Other authors change it up even more. They write about pets as sleuths. In Vic diGenti’s WINDRUSHER series, the story is told entirely from a feline point of view. Author Karen McCullough reminded me to include Carole Nelson Douglas’s Midnight Louie series, where the cat is the private investigator.

Why are so many authors inspired to write pets in their books? I believe it is due to their experiences with pets. The unconditional affection of dogs and grudging respect of cats that occurs when animals and people cohabitate creates lasting feelings and memories. Pet stories speak a universal language, one that pet owners understand intuitively.

To put it another way, characters populate stories. Story characters have their own agendas, their own means, motives, and opportunities. Pets come pre-programmed with where they want to sleep, what they want to eat, when they want an adventure, etc. For writers and readers, an agenda-driven pet is pure gold.

Lists of pets in mysteries are available online. Here’s one such list that may provide more information: http://librarybooklists.org/fiction/adult/mystery.htm#mystanim

My examples of mysteries with pets are by no means exhaustive, and I apologize if I’ve omitted anyone’s favorite. Be sure and add any omissions to the comments.

A special thanks to Evelyn David and her friends at The Stiletto Gang for inviting me to be here today. Thanks for stopping by the blog!

IN FOR A PENNY, ISBN 9781594146466 (hardcover and large print) Buy it at Amazon, Barnes and Noble, or ask your librarian to order it!

HOUSE OF LIES, Best Romantic Suspense, National Readers’ Choice Awards ISBN 9781601540317 buy it: Amazon, The Wild Rose Press, Kindle
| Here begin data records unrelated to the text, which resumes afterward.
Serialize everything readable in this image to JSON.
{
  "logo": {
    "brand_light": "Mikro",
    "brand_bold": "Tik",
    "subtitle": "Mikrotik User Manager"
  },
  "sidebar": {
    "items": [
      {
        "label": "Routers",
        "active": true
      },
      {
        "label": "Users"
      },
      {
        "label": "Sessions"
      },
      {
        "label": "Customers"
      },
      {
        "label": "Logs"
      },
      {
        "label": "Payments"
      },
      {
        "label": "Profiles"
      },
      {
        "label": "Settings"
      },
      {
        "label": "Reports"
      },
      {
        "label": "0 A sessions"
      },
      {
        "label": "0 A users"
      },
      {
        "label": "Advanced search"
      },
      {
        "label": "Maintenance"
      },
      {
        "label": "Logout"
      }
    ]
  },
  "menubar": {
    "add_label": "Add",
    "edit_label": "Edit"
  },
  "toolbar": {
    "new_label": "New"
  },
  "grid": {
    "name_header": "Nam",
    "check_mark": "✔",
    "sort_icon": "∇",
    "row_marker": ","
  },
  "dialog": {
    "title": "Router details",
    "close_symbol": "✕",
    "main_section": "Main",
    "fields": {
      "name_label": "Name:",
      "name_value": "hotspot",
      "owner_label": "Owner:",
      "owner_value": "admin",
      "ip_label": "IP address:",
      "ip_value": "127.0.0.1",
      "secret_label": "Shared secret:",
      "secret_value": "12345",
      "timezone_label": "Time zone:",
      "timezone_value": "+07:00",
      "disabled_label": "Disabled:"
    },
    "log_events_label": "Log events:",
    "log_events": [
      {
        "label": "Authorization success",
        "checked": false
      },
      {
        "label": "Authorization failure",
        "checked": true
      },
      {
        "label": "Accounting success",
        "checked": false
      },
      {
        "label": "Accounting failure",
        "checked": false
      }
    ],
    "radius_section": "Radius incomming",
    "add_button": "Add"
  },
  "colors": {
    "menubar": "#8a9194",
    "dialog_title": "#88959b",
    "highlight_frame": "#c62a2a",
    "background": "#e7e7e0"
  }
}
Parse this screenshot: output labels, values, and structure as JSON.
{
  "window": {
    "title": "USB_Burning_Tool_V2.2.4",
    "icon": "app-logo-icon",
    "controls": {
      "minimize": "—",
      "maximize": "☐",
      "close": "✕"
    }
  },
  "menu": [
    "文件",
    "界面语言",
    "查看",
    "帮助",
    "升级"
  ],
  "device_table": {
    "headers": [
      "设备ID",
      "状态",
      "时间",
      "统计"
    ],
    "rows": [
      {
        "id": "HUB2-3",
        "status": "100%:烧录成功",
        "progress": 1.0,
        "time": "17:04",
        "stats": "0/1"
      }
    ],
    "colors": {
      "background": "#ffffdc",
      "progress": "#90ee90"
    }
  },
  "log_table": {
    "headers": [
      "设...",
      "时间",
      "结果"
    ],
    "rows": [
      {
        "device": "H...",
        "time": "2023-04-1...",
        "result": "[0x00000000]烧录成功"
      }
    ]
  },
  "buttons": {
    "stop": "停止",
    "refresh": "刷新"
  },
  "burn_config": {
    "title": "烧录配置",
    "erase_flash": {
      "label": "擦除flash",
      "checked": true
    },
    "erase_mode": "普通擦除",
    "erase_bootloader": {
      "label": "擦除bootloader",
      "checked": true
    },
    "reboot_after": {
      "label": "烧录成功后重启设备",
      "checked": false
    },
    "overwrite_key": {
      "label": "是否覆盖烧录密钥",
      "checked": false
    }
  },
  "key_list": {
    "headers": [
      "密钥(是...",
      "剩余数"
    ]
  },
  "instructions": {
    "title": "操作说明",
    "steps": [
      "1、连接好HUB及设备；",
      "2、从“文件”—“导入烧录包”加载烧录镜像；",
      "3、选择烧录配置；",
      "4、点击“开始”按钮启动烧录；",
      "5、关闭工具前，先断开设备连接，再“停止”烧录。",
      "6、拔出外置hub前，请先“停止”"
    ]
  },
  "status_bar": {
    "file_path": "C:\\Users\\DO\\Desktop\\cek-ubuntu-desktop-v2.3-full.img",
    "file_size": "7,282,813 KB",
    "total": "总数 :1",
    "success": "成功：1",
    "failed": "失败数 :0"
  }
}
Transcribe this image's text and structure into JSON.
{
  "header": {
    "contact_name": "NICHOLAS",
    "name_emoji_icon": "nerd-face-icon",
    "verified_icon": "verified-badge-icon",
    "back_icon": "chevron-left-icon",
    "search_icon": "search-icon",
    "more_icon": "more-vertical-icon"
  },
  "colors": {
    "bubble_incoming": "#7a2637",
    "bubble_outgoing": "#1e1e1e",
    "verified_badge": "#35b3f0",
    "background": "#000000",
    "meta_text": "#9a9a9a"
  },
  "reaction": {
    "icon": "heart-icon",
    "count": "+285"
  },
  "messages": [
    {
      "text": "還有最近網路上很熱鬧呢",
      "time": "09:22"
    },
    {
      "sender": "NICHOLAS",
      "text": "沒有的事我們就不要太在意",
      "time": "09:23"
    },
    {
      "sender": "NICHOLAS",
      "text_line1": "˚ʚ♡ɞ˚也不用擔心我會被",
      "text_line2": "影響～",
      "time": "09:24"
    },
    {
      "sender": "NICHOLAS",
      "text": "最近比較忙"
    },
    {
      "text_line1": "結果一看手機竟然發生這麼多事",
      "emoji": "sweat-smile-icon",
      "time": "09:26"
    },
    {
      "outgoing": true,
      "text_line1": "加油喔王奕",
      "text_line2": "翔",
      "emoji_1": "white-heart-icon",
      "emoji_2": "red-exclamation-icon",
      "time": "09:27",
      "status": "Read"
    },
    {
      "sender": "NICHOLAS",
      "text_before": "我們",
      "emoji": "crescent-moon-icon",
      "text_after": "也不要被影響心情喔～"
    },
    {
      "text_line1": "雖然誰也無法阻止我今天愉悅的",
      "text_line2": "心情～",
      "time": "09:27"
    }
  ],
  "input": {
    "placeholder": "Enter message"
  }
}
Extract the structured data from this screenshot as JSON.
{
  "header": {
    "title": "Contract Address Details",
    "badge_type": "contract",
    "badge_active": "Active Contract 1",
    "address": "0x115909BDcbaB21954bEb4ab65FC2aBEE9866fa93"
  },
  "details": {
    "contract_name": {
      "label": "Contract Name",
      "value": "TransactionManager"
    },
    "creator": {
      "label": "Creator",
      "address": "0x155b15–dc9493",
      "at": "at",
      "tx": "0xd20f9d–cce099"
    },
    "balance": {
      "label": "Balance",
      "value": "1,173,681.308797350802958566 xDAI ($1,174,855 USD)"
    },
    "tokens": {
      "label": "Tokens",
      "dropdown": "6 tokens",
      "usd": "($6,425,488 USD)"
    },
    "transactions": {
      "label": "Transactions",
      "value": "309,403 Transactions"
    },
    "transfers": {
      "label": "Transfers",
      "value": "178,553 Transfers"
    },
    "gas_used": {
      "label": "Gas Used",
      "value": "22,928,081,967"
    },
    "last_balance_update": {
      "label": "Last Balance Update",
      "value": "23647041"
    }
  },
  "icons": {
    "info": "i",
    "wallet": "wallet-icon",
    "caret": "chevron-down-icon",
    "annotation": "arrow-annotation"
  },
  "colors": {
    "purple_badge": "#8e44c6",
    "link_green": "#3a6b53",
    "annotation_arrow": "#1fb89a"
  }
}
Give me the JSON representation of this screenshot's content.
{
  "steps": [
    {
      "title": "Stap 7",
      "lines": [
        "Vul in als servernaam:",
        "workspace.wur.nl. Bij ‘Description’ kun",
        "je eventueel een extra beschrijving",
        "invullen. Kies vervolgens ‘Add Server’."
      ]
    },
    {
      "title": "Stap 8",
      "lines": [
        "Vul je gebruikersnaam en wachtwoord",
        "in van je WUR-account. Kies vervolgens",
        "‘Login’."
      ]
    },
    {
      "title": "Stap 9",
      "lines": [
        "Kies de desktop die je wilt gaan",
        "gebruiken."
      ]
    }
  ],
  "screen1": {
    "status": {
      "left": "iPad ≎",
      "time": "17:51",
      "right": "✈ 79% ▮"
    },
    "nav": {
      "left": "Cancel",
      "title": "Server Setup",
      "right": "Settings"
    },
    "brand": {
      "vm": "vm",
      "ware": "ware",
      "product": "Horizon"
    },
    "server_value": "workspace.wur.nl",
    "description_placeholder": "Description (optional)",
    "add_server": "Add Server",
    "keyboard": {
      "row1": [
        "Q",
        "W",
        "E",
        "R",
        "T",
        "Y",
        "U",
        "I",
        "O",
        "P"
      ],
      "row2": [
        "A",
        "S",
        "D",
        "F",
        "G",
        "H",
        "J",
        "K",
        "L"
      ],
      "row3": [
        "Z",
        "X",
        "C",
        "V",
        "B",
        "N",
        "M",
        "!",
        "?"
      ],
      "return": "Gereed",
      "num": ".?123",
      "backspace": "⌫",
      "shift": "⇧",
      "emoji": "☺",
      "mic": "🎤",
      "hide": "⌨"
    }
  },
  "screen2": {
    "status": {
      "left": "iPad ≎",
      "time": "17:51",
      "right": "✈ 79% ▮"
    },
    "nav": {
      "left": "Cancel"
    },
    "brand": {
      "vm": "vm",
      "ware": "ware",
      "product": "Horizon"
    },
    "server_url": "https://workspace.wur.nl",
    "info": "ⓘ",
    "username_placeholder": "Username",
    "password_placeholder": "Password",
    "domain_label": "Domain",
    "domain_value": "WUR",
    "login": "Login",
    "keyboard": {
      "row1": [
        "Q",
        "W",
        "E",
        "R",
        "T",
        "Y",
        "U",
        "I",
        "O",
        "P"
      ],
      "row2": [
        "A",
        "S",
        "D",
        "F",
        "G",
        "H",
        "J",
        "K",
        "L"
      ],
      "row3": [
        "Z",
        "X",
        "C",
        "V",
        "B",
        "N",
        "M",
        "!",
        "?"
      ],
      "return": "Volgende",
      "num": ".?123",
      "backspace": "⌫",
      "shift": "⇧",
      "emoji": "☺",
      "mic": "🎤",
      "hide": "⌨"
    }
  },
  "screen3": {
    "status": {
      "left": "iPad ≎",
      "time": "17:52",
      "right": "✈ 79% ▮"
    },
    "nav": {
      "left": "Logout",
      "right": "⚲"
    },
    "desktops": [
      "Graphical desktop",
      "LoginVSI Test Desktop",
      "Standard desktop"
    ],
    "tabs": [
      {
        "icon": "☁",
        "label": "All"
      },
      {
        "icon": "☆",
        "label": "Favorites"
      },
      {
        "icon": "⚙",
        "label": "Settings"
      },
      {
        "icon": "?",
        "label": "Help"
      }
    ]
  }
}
NO SECOND CHANCE, buy a book, help a horse ISBN 9781601541628 buy it: Amazon, The Wild Rose Press, Kindle

SEEING RED (ebook) Buy it at Fictionwise

Maggie Toussaint